**Task objective**:
In the listing below, how many lines contain "SOFTWARE"? Answer with the number alone.
----------------------------------------
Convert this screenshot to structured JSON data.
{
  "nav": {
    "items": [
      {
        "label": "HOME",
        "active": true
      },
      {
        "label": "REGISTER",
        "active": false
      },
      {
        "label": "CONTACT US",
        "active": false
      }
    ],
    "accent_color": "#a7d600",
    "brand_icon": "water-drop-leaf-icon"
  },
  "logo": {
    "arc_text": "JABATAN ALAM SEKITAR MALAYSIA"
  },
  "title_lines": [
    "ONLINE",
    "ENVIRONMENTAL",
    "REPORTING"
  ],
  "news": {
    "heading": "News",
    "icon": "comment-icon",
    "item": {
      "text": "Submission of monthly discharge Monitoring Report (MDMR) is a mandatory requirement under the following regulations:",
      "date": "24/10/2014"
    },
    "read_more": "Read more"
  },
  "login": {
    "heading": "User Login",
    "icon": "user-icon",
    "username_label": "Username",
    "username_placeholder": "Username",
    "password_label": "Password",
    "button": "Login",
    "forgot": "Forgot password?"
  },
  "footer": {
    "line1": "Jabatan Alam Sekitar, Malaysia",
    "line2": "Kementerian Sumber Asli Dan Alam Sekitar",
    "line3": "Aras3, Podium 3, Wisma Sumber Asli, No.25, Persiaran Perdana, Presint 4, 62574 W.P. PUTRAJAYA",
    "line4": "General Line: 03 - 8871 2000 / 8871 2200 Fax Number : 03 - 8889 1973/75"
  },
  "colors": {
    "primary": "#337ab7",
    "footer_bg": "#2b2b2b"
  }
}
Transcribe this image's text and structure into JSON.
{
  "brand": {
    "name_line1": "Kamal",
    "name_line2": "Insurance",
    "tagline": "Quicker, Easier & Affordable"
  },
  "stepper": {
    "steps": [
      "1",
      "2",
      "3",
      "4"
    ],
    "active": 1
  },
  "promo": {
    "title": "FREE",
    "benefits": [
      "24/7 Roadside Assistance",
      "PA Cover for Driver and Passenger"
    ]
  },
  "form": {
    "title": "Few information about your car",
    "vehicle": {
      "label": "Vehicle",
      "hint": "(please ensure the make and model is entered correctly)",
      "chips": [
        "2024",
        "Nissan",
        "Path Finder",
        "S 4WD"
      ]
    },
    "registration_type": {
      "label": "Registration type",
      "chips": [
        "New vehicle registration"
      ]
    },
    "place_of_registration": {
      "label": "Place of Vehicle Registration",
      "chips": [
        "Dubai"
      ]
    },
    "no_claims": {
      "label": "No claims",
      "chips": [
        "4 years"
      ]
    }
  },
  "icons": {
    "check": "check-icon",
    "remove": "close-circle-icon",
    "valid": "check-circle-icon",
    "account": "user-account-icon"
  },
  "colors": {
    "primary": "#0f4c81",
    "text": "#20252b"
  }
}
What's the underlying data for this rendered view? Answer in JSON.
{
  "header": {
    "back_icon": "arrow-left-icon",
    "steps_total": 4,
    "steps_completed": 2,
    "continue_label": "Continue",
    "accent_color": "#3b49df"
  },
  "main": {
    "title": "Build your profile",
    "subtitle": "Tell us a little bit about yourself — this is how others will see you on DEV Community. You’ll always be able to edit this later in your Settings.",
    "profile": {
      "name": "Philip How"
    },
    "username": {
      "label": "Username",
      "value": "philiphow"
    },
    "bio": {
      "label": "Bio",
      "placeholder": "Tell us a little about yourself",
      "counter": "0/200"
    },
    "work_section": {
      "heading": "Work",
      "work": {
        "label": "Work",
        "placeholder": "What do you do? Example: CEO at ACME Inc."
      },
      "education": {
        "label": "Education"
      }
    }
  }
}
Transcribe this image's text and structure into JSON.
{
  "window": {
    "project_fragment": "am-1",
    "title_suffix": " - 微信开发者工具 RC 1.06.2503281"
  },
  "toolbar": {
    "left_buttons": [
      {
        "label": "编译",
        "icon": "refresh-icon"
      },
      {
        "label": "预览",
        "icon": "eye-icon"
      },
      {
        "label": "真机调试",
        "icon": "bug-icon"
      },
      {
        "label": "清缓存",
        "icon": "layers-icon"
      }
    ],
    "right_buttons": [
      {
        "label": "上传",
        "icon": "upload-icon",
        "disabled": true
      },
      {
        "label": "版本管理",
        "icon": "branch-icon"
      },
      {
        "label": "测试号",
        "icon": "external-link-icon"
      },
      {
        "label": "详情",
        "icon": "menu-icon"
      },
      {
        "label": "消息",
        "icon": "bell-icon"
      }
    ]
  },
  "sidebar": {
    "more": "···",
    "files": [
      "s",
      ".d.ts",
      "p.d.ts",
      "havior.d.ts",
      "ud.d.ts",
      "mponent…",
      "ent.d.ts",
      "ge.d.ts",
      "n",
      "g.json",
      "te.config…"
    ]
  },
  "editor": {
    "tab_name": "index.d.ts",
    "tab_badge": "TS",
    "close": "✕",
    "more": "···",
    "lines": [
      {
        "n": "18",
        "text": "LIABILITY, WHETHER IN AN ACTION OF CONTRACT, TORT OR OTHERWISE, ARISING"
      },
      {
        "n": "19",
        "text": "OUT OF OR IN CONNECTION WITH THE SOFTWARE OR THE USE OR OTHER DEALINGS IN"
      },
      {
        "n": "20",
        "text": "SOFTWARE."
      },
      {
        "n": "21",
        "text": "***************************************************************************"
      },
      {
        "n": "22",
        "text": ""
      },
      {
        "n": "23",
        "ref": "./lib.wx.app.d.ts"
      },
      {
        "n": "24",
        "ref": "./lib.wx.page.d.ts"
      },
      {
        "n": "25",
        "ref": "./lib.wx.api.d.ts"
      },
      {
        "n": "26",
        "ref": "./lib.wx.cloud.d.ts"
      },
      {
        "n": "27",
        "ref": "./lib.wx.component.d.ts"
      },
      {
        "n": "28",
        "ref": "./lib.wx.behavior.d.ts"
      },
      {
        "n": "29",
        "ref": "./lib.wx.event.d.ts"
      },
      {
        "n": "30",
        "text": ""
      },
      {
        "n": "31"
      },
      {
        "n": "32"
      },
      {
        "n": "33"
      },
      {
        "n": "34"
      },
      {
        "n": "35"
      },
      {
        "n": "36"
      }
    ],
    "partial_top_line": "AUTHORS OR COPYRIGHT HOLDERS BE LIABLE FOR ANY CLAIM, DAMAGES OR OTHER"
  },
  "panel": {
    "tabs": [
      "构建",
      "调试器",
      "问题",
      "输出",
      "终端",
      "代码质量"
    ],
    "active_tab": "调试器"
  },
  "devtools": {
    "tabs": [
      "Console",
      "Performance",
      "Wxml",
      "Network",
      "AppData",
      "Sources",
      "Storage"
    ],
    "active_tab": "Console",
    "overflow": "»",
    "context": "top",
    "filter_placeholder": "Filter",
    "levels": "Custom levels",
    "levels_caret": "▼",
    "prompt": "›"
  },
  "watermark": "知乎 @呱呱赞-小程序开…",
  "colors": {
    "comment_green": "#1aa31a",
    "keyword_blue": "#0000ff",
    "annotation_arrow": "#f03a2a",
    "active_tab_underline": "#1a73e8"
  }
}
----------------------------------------
**The completed task**:
2